Introduction: Gestational diabetes mellitus (GDM) is a global health issue that imposes serious health problems for both mother and baby. Infection and/or inflammation are key regulators of insulin resistance associated with GDM. Phytophenols such as nobiletin and resveratrol decrease inflammation and improve insulin sensitivity in animal models of diabetes. Using bacterial and viral products (LPS and poly(I:C), respectively) and the pro-inflammatory cytokine TNF-α as models of GDM, we examined the effects of nobiletin and resveratrol on: inflammation in placenta and adipose tissue, and insulin resistance in skeletal muscle tissue from pregnant women. We also studied the in vivo effects of nobiletin and resveratrol on the pregnant db/+ GDM mouse model.
Methods: Pro-inflammatory cytokine mRNA expression and were determined by qRT-PCR and ELISA, respectively. Insulin signalling components was determined by Western blotting and glucose uptake assays. Resveratrol and nobiletin were administered daily to pregnant mice (day 1-17 of pregnancy), a glucose tolerance test was performed on d17 and tissues were collected at d18.
Results: In vitro, nobiletin and resveratrol significantly reduced LPS, poly(I:C) and TNF-α-stimulated IL-6, IL-8, IL-1α/β and MCP-1 mRNA expression and release from human placenta and adipose tissue. In human skeletal muscle tissue, nobiletin and resveratrol restored insulin-mediated glucose uptake impaired by LPS, poly(I:C) and TNF-α. Our in vivo studies found nobiletin and resveratrol significantly improved glucose tolerance in GDM mice.

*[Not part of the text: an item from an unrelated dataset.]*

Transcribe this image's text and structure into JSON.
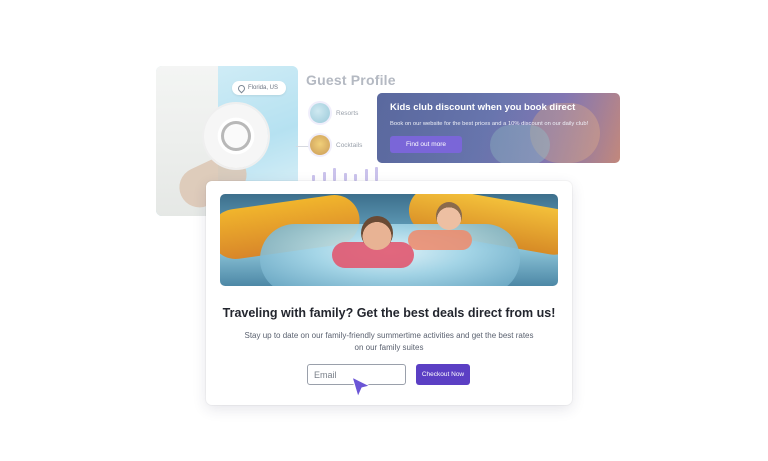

Nobiletin also significantly decreased maternal adiposity in GDM mice.
Conclusion: Nobiletin and resveratrol can reduce inflammation in placenta and adipose tissue and improve skeletal muscle glucose uptake in an in vitro model of GDM. These exciting findings suggest that phytophenols can disrupt key pathways involved in the pathogenesis of GDM. Longer term studies on offspring growth and development are currently underway; however, our findings indicate that phytophenols may have potential benefits in the prevention of GDM.